Face recognition uses the latest 3D technology integrated into the ultra-modern BMW Motorrad TFT display, which is not visible from the outside. This is carried out by means of stripe projection, a technology that has been used for many years for example in reverse engineering. With the helmet removed, the face is scanned three-dimensionally and biometrically.

This three-dimensional image is compared with a data record stored in the system. If the calibration is positive, the ignition, steering lock and other locking functions are released and the rider can start the motorcycle. Since the 3D scan works with infrared scanning, this type of face recognition also works in the dark.

Iris cornea matching

According to BMW’s press materials, iFace operates as a dual system for comfort and safety. For example, the rider can be authenticated either using face recognition (without a helmet) or by iris-cornea scanning of the eyes.
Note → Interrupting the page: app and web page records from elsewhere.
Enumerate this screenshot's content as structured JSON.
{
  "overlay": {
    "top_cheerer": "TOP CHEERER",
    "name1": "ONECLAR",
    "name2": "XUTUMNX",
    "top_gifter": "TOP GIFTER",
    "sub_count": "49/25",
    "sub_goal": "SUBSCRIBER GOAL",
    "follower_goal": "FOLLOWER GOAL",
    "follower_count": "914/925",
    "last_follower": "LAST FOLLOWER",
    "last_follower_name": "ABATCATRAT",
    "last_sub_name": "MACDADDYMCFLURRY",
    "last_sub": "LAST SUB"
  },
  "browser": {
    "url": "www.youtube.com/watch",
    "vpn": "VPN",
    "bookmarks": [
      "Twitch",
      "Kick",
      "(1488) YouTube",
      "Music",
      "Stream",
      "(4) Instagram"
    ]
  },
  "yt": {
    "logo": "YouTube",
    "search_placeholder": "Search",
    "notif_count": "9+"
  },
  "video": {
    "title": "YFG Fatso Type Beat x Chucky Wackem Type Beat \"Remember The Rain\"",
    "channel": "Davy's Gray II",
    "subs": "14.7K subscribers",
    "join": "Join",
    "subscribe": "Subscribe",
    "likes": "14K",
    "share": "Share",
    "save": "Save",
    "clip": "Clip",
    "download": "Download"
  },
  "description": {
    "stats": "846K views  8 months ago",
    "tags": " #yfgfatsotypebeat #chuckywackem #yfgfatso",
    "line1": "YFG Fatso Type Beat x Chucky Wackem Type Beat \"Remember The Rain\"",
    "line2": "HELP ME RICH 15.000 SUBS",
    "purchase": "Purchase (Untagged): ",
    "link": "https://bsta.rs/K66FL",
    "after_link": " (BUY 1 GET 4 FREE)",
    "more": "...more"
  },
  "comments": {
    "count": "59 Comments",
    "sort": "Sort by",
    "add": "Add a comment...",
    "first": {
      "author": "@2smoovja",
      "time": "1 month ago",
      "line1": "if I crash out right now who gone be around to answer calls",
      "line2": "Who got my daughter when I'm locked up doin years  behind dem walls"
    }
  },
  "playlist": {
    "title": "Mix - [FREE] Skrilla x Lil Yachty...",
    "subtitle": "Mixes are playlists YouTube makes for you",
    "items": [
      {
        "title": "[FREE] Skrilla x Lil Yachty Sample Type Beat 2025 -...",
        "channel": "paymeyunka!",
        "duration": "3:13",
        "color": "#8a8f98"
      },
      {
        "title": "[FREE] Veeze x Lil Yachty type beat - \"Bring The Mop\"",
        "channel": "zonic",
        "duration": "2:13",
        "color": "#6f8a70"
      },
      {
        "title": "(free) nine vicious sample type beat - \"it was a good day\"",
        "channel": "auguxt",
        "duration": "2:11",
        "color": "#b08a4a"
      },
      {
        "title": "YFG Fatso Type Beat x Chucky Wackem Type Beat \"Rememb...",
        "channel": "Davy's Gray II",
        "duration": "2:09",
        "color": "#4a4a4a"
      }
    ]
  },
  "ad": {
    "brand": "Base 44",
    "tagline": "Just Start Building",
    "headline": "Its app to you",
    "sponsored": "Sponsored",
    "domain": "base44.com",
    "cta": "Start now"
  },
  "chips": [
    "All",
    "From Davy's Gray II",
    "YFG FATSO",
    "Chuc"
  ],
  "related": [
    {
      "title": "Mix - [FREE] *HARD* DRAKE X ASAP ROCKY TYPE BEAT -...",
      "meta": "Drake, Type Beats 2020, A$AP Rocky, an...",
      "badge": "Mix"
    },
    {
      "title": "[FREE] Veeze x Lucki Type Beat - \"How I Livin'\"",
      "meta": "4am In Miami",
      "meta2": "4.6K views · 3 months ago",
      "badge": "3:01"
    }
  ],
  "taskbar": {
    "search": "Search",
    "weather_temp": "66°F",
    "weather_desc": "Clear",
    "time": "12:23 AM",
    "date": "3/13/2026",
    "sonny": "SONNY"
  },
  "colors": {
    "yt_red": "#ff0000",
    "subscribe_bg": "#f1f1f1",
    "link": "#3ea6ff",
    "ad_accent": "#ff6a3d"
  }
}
This type of authentication enables the system to identify the rider even with the helmet on, as only the iris and cornea are scanned and compared with the data stored in the system.

BMW says this infrared technology ensures functional reliability even in the dark. They employ a special polarization filter that can scan through heavily tinted and even mirrored visors, different types of glasses, and contact lenses. The rider enters the type of visor and visual aid he is currently using in the display prior to the scanning process using the corresponding menu functions.

Identifying thieves

In case of attempted theft, not only does the BMW Motorrad call center receive a corresponding message about the attempted theft via a special code, but the scan data (face or eye scan) and the current geographical position data are transmitted in parallel to an international database of the Federal Police authorities.

If corresponding data material is found there, a search can be initiated immediately. If no suitable data is available, the transmitted scan data will be stored in this database for possible use at a later date.


Field trial

The technology has been developed and tested in field trials for more than three years, according to BMW. Dr. Burkhard Hund, Head of Theft Protection at BMW Motorrad comments: “Our special thanks go not only to the Bavarian State Office of Criminal Investigation, but especially to Giovanni Häberle. Today a respected owner of a consulting firm for theft and burglary protection in the Stuttgart-Stammheim area, the Swabian was an invaluable help to us in developing this system thanks to his decades of expertise as a professional vehicle thief.”

BMW iFace will be unveiled at select motorcycle shows in 2023, with plans to be implemented on its Boxer models.

(Editor’s Note: This “fake news” was released on April 1. We have to tip our hat to BMW Motorrad. They got us good! #AprilFools )